Although the Blue Duck Tavern is not a place I am likely to visit outside of the affordable confines of Restaurant Week (yikes!), my aunt and uncle were in town helping my cousin set up her new apartment and graciously invited me to the Blue Duck for an interesting brunch.
Interesting could be the watchword for this restaurant. Walking in was like entering a scene form Stargate. I felt like I was entering the foodie temple of the Sun god. The entrance itself is a set of huge, black, double doors that a) don't look like they open, and b) have no discernible sign that they lead to the restaurant. (Leap of Faith?) Once inside, one immediately goes up and down a series of small stone steps, while sunlight floods through a wall of windows. We had seats by the kitchen, which apparently is the place to be, so one can watch the chefs as dishes are prepared and served.
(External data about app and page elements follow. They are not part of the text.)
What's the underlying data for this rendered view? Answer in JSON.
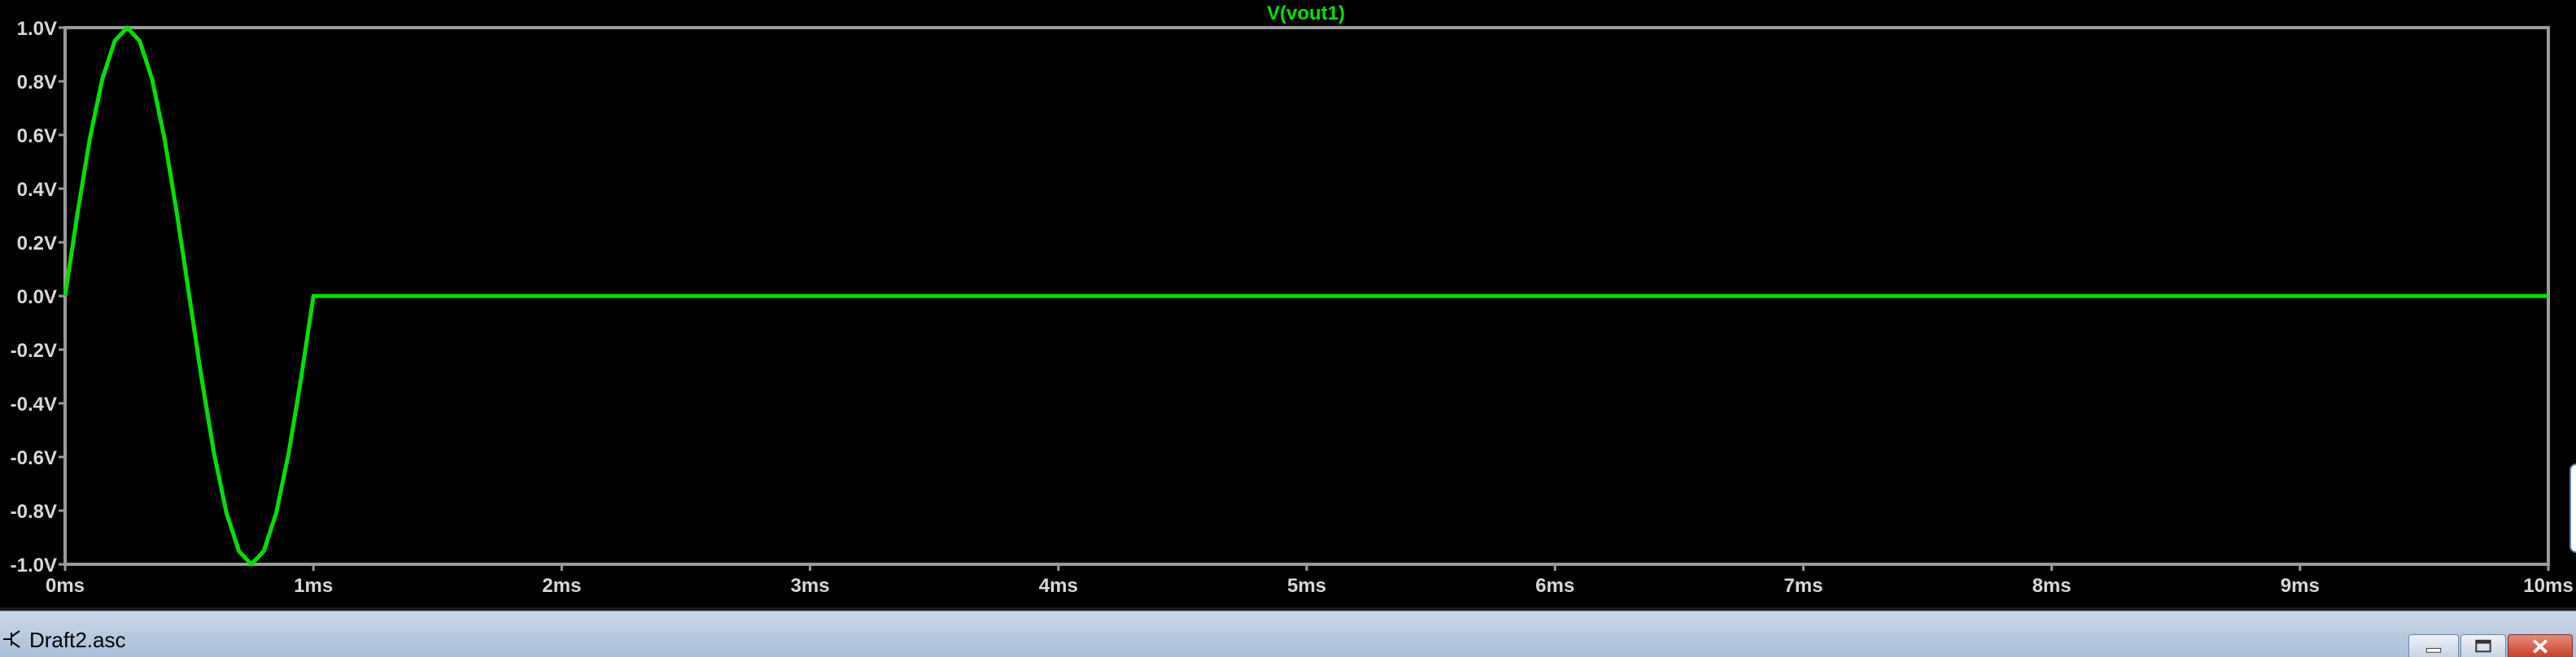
{
  "window": {
    "doc_title": "Draft2.asc"
  },
  "colors": {
    "background": "#000000",
    "trace": "#00e000",
    "axis": "#9a9a9a",
    "tick_text": "#d8d8d8"
  },
  "chart_data": {
    "type": "line",
    "title": "V(vout1)",
    "xlabel": "",
    "ylabel": "",
    "xlim": [
      0,
      10
    ],
    "ylim": [
      -1.0,
      1.0
    ],
    "grid": false,
    "x_ticks": [
      "0ms",
      "1ms",
      "2ms",
      "3ms",
      "4ms",
      "5ms",
      "6ms",
      "7ms",
      "8ms",
      "9ms",
      "10ms"
    ],
    "y_ticks": [
      "1.0V",
      "0.8V",
      "0.6V",
      "0.4V",
      "0.2V",
      "0.0V",
      "-0.2V",
      "-0.4V",
      "-0.6V",
      "-0.8V",
      "-1.0V"
    ],
    "series": [
      {
        "name": "V(vout1)",
        "x": [
          0,
          0.05,
          0.1,
          0.15,
          0.2,
          0.25,
          0.3,
          0.35,
          0.4,
          0.45,
          0.5,
          0.55,
          0.6,
          0.65,
          0.7,
          0.75,
          0.8,
          0.85,
          0.9,
          0.95,
          1.0,
          10.0
        ],
        "y": [
          0,
          0.309,
          0.588,
          0.809,
          0.951,
          1.0,
          0.951,
          0.809,
          0.588,
          0.309,
          0,
          -0.309,
          -0.588,
          -0.809,
          -0.951,
          -1.0,
          -0.951,
          -0.809,
          -0.588,
          -0.309,
          0,
          0
        ]
      }
    ]
  }
}
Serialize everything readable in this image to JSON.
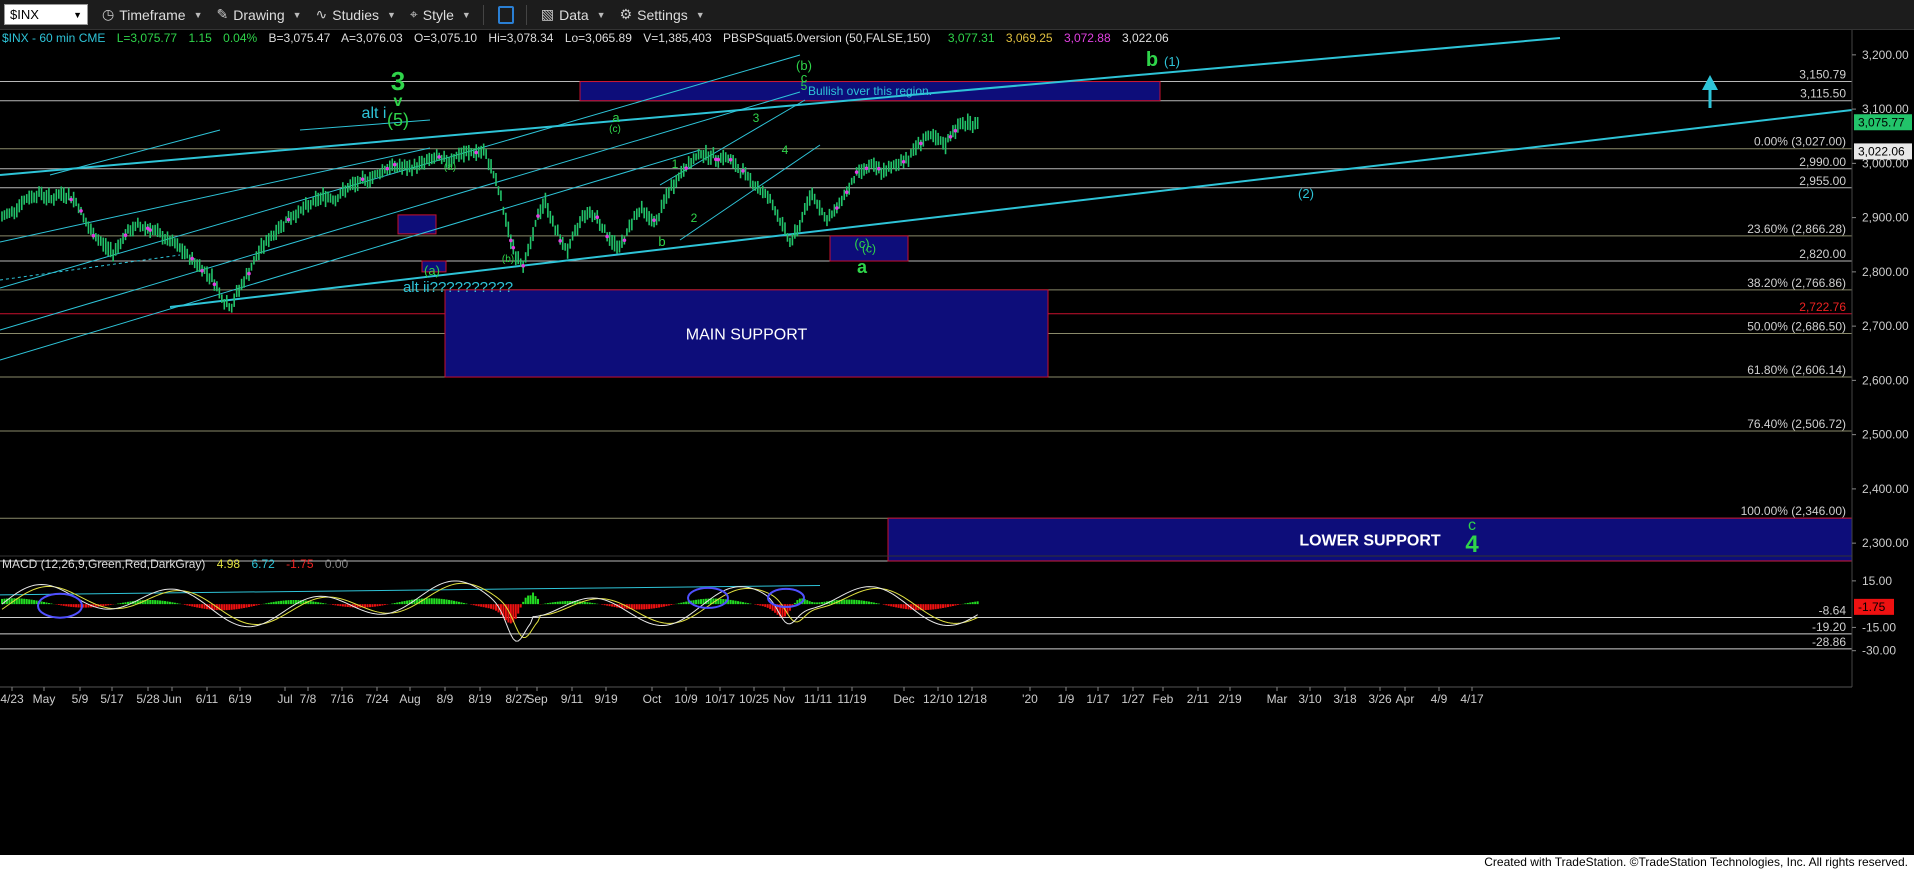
{
  "toolbar": {
    "symbol": "$INX",
    "timeframe": "Timeframe",
    "drawing": "Drawing",
    "studies": "Studies",
    "style": "Style",
    "data": "Data",
    "settings": "Settings"
  },
  "header": {
    "title": "$INX - 60 min  CME",
    "last": "L=3,075.77",
    "change": "1.15",
    "pct": "0.04%",
    "bid": "B=3,075.47",
    "ask": "A=3,076.03",
    "open": "O=3,075.10",
    "high": "Hi=3,078.34",
    "low": "Lo=3,065.89",
    "vol": "V=1,385,403",
    "study": "PBSPSquat5.0version (50,FALSE,150)",
    "v1": "3,077.31",
    "v2": "3,069.25",
    "v3": "3,072.88",
    "v4": "3,022.06"
  },
  "macd_header": {
    "label": "MACD (12,26,9,Green,Red,DarkGray)",
    "v1": "4.98",
    "v2": "6.72",
    "v3": "-1.75",
    "v4": "0.00"
  },
  "footer": "Created with TradeStation. ©TradeStation Technologies, Inc. All rights reserved.",
  "colors": {
    "price_bars": "#22c36a",
    "trend_lines": "#2ec4d8",
    "support_box": "#0d0d7a",
    "box_border": "#c8102e",
    "wave_label": "#2fd44a",
    "fib_text": "#d7d7d7",
    "last_price_bg": "#22c36a",
    "hist_pos": "#22dd22",
    "hist_neg": "#ee1111"
  },
  "chart_data": {
    "type": "line",
    "title": "$INX - 60 min",
    "x_ticks": [
      "4/23",
      "May",
      "5/9",
      "5/17",
      "5/28",
      "Jun",
      "6/11",
      "6/19",
      "Jul",
      "7/8",
      "7/16",
      "7/24",
      "Aug",
      "8/9",
      "8/19",
      "8/27",
      "Sep",
      "9/11",
      "9/19",
      "Oct",
      "10/9",
      "10/17",
      "10/25",
      "Nov",
      "11/11",
      "11/19",
      "Dec",
      "12/10",
      "12/18",
      "'20",
      "1/9",
      "1/17",
      "1/27",
      "Feb",
      "2/11",
      "2/19",
      "Mar",
      "3/10",
      "3/18",
      "3/26",
      "Apr",
      "4/9",
      "4/17"
    ],
    "y_ticks": [
      "3,200.00",
      "3,100.00",
      "3,000.00",
      "2,900.00",
      "2,800.00",
      "2,700.00",
      "2,600.00",
      "2,500.00",
      "2,400.00",
      "2,300.00"
    ],
    "ylim": [
      2280,
      3220
    ],
    "series": [
      {
        "values": [
          [
            0,
            2900
          ],
          [
            5,
            2915
          ],
          [
            10,
            2935
          ],
          [
            15,
            2945
          ],
          [
            20,
            2935
          ],
          [
            25,
            2945
          ],
          [
            30,
            2930
          ],
          [
            35,
            2880
          ],
          [
            40,
            2855
          ],
          [
            45,
            2835
          ],
          [
            50,
            2870
          ],
          [
            55,
            2885
          ],
          [
            60,
            2880
          ],
          [
            65,
            2865
          ],
          [
            70,
            2850
          ],
          [
            75,
            2830
          ],
          [
            80,
            2810
          ],
          [
            85,
            2790
          ],
          [
            90,
            2745
          ],
          [
            93,
            2735
          ],
          [
            95,
            2760
          ],
          [
            100,
            2800
          ],
          [
            105,
            2845
          ],
          [
            110,
            2870
          ],
          [
            115,
            2895
          ],
          [
            120,
            2910
          ],
          [
            125,
            2925
          ],
          [
            130,
            2940
          ],
          [
            135,
            2935
          ],
          [
            140,
            2955
          ],
          [
            145,
            2965
          ],
          [
            150,
            2975
          ],
          [
            155,
            2990
          ],
          [
            160,
            2995
          ],
          [
            165,
            2990
          ],
          [
            170,
            3000
          ],
          [
            175,
            3010
          ],
          [
            180,
            3005
          ],
          [
            185,
            3015
          ],
          [
            190,
            3020
          ],
          [
            195,
            3020
          ],
          [
            198,
            2995
          ],
          [
            202,
            2935
          ],
          [
            205,
            2875
          ],
          [
            208,
            2830
          ],
          [
            211,
            2815
          ],
          [
            214,
            2850
          ],
          [
            217,
            2905
          ],
          [
            220,
            2930
          ],
          [
            223,
            2890
          ],
          [
            226,
            2860
          ],
          [
            229,
            2840
          ],
          [
            232,
            2870
          ],
          [
            235,
            2905
          ],
          [
            238,
            2910
          ],
          [
            241,
            2900
          ],
          [
            244,
            2875
          ],
          [
            247,
            2855
          ],
          [
            250,
            2845
          ],
          [
            253,
            2870
          ],
          [
            256,
            2905
          ],
          [
            259,
            2915
          ],
          [
            262,
            2900
          ],
          [
            265,
            2890
          ],
          [
            268,
            2930
          ],
          [
            271,
            2955
          ],
          [
            274,
            2975
          ],
          [
            277,
            2995
          ],
          [
            280,
            3005
          ],
          [
            283,
            3020
          ],
          [
            286,
            3015
          ],
          [
            289,
            3010
          ],
          [
            292,
            3012
          ],
          [
            295,
            3005
          ],
          [
            298,
            2990
          ],
          [
            301,
            2980
          ],
          [
            304,
            2965
          ],
          [
            307,
            2950
          ],
          [
            310,
            2940
          ],
          [
            313,
            2915
          ],
          [
            316,
            2885
          ],
          [
            319,
            2855
          ],
          [
            322,
            2875
          ],
          [
            325,
            2915
          ],
          [
            328,
            2945
          ],
          [
            331,
            2920
          ],
          [
            334,
            2895
          ],
          [
            337,
            2910
          ],
          [
            340,
            2935
          ],
          [
            343,
            2955
          ],
          [
            346,
            2980
          ],
          [
            349,
            2990
          ],
          [
            352,
            2995
          ],
          [
            355,
            2988
          ],
          [
            358,
            2985
          ],
          [
            361,
            2995
          ],
          [
            364,
            3005
          ],
          [
            367,
            3010
          ],
          [
            370,
            3030
          ],
          [
            373,
            3045
          ],
          [
            376,
            3050
          ],
          [
            379,
            3040
          ],
          [
            382,
            3035
          ],
          [
            385,
            3060
          ],
          [
            388,
            3070
          ],
          [
            391,
            3075
          ],
          [
            394,
            3072
          ],
          [
            396,
            3076
          ]
        ]
      }
    ],
    "horizontal_levels": [
      {
        "value": 3150.79,
        "label": "3,150.79"
      },
      {
        "value": 3115.5,
        "label": "3,115.50"
      },
      {
        "value": 3027.0,
        "label": "0.00% (3,027.00)"
      },
      {
        "value": 2990.0,
        "label": "2,990.00"
      },
      {
        "value": 2955.0,
        "label": "2,955.00"
      },
      {
        "value": 2866.28,
        "label": "23.60% (2,866.28)"
      },
      {
        "value": 2820.0,
        "label": "2,820.00"
      },
      {
        "value": 2766.86,
        "label": "38.20% (2,766.86)"
      },
      {
        "value": 2722.76,
        "label": "2,722.76"
      },
      {
        "value": 2686.5,
        "label": "50.00% (2,686.50)"
      },
      {
        "value": 2606.14,
        "label": "61.80% (2,606.14)"
      },
      {
        "value": 2506.72,
        "label": "76.40% (2,506.72)"
      },
      {
        "value": 2346.0,
        "label": "100.00% (2,346.00)"
      },
      {
        "value": 2267.21,
        "label": "2,267.21"
      }
    ],
    "price_tags": [
      {
        "value": 3075.77,
        "label": "3,075.77"
      },
      {
        "value": 3022.06,
        "label": "3,022.06"
      }
    ],
    "boxes": [
      {
        "label": "Bullish over this region.",
        "x0": 580,
        "x1": 1160,
        "y0": 3115.5,
        "y1": 3150.79
      },
      {
        "label": "MAIN SUPPORT",
        "x0": 445,
        "x1": 1048,
        "y0": 2606.14,
        "y1": 2766.86
      },
      {
        "label": "LOWER SUPPORT",
        "x0": 888,
        "x1": 1914,
        "y0": 2267.21,
        "y1": 2346
      },
      {
        "label": "(c)",
        "x0": 830,
        "x1": 908,
        "y0": 2820,
        "y1": 2866.28
      },
      {
        "label": "",
        "x0": 398,
        "x1": 436,
        "y0": 2870,
        "y1": 2905
      },
      {
        "label": "",
        "x0": 422,
        "x1": 446,
        "y0": 2800,
        "y1": 2820
      }
    ],
    "annotations": [
      "3",
      "v",
      "(5)",
      "alt i",
      "alt ii??????????",
      "(a)",
      "(b)",
      "c",
      "b",
      "(1)",
      "(2)",
      "a",
      "(c)",
      "1",
      "2",
      "3",
      "4",
      "5",
      "(a)",
      "(c)",
      "(b)",
      "c",
      "4"
    ],
    "macd": {
      "label": "MACD (12,26,9,Green,Red,DarkGray)",
      "values": [
        4.98,
        6.72,
        -1.75,
        0.0
      ],
      "y_ticks": [
        "15.00",
        "-15.00",
        "-30.00"
      ],
      "levels": [
        {
          "value": -8.64,
          "label": "-8.64"
        },
        {
          "value": -19.2,
          "label": "-19.20"
        },
        {
          "value": -28.86,
          "label": "-28.86"
        }
      ],
      "last_tag": "-1.75",
      "ylim": [
        -36,
        22
      ]
    }
  }
}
If anything Anthony Bourdain writes it to be believed, having an open kitchen must be absolute hell for a chef. I was expecting a milder version of Bourdain's wild, profane kitchens or even the fast-paced world of Bill Buford, but what I got was more akin to a sedate episode of Iron Chef America. Frankly, I forgot they were there. Perhaps it is a little more exciting for dinner service, instead of a sleepy brunch, but let's be serious here, folks, we all know I was more interested in eating the food. Luckily, the food was as interesting as the ambiance.
We started with mimosas and croissants, which were excellent. The jams, cream and honey were perfect. I ordered the sour dough pancake with port poached figs and fig molasses. (!!) The tangy and gooey chunks of fig combined with the light and fruity fig molasses (oh my), balanced the denseness of the pancake, keeping it from feeling too heavy. It was a sin to leave a morsel on that plate, which was not even a plate. My giant pancake was served in an equally huge skillet. In the succinct words of my uncle: "Big? That thing is a Buick." After croissants and jams, it easily defeated me.
My one reservation about this restaurant, as I mentioned, was the price. My aunt's eggs benedict looked a little on the small side for $17. Now, I know I am not brunching at Denny's or IHOP and that the best ingredients cost a little more, but I am still going through vicarious price shock for this brunch. (Thankfully, my aunt and uncle were picking up the tab). Sure, I had a truck of a pancake, but I have to wonder if I had ordered another, smaller, dish, would I have left hungry and poor? Perhaps the added cost is a necessary offering to the Sun god. That being said, I loved my fig pancake and would be happy eating here again.